Exercise description — From the records below, copy every line that contains the word "volume".

[Component data from apps and pages]

Content starts

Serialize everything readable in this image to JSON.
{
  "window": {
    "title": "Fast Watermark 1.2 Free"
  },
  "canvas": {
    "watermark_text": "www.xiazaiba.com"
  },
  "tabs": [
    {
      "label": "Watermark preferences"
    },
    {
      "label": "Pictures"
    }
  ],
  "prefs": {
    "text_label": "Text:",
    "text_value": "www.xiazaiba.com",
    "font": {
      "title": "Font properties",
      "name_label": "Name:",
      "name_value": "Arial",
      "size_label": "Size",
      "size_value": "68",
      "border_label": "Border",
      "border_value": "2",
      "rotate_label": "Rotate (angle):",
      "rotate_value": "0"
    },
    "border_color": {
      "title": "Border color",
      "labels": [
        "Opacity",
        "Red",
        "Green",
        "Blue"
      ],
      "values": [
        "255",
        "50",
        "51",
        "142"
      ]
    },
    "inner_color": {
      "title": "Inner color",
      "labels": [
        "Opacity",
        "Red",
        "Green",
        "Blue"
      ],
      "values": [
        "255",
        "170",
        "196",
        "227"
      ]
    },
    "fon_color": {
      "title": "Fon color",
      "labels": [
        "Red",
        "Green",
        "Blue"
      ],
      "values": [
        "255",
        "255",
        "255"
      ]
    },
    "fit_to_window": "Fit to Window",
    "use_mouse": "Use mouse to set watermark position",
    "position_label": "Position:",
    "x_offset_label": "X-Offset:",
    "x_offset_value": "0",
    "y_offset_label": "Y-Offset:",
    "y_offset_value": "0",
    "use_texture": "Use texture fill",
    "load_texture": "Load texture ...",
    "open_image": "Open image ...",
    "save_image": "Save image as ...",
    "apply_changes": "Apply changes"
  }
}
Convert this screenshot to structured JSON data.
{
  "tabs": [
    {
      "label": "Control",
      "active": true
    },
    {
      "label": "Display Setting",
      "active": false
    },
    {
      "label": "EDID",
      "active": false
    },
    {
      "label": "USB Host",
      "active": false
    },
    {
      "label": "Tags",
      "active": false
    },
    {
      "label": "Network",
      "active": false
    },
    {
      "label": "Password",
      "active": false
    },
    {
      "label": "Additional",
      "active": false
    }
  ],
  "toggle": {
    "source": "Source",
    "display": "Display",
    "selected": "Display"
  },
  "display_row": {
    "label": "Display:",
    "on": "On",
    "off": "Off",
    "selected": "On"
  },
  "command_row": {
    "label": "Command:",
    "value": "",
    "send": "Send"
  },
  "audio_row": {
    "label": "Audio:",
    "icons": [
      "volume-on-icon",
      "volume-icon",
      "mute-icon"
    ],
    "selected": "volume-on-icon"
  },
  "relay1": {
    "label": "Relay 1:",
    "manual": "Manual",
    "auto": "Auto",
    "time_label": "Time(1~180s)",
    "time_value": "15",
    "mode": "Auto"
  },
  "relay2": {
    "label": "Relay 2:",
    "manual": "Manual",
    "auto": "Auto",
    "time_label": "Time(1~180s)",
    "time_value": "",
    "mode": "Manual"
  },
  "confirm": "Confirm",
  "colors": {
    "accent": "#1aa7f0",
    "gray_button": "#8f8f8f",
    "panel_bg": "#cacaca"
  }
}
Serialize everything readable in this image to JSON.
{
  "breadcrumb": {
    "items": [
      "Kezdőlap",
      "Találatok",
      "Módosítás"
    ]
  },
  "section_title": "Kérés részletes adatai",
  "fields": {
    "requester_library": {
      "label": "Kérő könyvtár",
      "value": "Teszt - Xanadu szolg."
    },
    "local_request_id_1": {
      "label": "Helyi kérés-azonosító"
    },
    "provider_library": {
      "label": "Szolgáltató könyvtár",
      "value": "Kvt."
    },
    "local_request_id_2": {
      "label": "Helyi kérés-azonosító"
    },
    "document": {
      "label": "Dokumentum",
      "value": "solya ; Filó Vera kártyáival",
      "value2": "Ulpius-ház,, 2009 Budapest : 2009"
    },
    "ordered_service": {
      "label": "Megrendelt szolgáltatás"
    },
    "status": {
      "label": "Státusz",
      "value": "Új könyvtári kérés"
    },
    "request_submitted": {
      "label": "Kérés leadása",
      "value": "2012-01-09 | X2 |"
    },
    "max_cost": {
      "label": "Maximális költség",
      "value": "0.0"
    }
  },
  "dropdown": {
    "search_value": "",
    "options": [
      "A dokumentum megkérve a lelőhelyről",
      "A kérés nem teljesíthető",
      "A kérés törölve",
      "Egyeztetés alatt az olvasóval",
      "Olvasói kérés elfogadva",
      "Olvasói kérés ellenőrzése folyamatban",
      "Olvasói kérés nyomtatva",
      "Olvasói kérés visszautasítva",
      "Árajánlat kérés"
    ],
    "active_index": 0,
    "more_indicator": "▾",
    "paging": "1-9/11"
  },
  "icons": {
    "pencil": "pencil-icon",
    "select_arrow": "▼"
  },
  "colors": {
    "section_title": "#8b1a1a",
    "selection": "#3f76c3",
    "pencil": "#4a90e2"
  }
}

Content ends

Output of the exercise —
      "volume-on-icon",
      "volume-icon",
    "selected": "volume-on-icon"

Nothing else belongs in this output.